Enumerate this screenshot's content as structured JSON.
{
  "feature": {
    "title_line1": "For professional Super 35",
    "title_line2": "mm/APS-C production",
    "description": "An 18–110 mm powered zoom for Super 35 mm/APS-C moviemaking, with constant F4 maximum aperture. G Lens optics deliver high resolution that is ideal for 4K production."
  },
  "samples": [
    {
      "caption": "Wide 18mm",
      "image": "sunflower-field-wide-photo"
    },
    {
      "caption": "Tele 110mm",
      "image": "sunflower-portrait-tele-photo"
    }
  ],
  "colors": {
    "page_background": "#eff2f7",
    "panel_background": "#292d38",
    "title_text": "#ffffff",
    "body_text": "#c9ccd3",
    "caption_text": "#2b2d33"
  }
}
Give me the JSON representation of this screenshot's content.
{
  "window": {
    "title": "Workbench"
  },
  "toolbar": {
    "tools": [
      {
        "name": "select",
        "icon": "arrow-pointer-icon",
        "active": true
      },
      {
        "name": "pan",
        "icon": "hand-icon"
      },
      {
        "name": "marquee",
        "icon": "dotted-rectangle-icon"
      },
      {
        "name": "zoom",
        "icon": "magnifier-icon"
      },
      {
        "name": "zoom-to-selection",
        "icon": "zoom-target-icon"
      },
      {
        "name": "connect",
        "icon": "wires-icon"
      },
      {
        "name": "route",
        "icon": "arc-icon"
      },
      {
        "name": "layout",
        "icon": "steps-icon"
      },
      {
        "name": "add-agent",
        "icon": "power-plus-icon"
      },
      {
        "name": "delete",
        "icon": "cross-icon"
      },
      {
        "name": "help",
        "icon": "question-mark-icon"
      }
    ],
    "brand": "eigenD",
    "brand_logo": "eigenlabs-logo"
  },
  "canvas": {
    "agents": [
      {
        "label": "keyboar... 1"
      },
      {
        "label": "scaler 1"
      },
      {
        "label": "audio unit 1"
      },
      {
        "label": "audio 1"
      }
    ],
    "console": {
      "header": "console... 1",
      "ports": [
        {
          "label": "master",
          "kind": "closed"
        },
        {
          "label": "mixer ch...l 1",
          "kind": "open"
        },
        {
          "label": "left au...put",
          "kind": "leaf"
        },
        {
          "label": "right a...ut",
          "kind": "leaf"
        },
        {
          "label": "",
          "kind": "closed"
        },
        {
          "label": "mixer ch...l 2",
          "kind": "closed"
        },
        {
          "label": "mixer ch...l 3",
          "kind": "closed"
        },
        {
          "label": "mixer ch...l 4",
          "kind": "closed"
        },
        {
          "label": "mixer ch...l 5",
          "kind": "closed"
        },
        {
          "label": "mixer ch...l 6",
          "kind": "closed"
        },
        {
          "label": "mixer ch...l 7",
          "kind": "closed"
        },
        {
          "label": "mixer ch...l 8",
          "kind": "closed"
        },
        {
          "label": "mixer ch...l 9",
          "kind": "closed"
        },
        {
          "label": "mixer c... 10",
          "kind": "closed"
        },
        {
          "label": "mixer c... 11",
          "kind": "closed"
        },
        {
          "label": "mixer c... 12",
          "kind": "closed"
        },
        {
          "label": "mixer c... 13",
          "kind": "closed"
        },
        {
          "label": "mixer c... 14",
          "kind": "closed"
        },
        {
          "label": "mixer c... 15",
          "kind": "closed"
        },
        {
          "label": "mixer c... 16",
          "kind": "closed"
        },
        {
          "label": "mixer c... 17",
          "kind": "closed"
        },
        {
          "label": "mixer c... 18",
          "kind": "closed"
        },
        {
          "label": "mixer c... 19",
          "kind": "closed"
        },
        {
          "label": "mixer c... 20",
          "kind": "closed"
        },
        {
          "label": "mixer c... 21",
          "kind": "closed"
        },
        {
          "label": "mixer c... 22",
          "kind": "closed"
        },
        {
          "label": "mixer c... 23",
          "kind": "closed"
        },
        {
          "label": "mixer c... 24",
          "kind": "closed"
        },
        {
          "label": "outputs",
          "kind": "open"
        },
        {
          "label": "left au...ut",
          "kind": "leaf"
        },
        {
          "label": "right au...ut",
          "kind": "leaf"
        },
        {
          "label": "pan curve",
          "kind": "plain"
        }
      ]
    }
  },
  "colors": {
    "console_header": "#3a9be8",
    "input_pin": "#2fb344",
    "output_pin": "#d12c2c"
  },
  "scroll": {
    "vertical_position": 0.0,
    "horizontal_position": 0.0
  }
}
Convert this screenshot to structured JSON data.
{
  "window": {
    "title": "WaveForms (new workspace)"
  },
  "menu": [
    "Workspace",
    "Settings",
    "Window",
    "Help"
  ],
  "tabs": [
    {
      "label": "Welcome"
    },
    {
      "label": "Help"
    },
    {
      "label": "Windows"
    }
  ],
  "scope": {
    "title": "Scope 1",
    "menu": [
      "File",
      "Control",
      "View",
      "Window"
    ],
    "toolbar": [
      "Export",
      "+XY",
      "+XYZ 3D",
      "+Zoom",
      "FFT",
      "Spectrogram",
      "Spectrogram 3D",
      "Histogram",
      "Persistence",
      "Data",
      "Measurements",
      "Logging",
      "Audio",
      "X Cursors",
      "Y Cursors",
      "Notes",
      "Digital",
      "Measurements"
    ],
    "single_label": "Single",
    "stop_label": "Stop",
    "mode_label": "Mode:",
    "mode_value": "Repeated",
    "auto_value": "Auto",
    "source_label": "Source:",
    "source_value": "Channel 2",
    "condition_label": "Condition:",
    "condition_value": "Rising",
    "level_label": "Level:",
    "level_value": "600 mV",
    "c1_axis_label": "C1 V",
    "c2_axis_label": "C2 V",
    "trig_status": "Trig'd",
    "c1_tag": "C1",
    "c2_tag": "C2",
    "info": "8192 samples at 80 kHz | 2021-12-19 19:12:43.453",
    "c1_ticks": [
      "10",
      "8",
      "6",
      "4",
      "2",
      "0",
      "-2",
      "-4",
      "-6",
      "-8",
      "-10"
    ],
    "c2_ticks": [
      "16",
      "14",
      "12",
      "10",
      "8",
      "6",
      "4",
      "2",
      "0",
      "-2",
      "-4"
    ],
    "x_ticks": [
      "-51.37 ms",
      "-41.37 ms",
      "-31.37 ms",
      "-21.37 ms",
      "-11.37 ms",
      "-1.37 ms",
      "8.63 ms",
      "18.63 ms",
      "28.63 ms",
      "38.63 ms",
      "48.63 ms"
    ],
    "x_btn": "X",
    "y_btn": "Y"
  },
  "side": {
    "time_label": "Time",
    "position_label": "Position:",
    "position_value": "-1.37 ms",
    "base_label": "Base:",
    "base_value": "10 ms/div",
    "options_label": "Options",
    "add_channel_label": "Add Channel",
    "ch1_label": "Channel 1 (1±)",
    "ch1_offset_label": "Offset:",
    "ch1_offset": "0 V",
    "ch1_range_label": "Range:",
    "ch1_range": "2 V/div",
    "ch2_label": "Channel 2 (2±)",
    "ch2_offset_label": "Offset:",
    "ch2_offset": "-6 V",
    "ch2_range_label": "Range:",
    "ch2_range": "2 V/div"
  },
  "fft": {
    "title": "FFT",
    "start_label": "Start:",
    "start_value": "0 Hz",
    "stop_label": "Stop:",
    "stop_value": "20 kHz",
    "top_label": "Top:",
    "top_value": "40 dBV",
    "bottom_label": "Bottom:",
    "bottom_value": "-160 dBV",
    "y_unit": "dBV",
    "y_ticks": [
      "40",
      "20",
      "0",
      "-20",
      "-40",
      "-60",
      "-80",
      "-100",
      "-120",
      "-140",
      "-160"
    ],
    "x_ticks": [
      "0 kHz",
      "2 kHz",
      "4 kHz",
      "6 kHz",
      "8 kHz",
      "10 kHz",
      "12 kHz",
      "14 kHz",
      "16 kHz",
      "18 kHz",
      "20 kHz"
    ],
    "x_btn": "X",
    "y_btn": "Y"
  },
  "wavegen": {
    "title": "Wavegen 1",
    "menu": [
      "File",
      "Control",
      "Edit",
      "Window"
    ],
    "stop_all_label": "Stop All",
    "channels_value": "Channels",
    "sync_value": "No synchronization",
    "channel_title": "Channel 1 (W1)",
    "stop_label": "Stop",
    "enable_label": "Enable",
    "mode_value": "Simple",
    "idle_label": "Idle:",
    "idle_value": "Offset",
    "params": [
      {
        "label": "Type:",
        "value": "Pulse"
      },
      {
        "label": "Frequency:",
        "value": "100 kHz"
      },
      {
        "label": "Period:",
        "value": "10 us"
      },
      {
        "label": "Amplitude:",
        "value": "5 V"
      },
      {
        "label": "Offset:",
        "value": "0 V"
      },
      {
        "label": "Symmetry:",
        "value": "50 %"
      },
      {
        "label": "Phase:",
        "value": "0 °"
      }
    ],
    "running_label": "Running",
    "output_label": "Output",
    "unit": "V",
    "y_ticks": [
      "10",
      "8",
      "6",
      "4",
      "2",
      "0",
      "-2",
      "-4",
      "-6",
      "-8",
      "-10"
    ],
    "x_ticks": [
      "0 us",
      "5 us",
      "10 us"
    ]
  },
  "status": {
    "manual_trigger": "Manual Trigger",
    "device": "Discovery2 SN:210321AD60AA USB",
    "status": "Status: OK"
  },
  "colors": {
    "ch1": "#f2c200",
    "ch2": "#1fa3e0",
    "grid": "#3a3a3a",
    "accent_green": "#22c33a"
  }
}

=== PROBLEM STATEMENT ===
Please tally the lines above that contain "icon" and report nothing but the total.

=== PROBLEM SOLUTION ===
11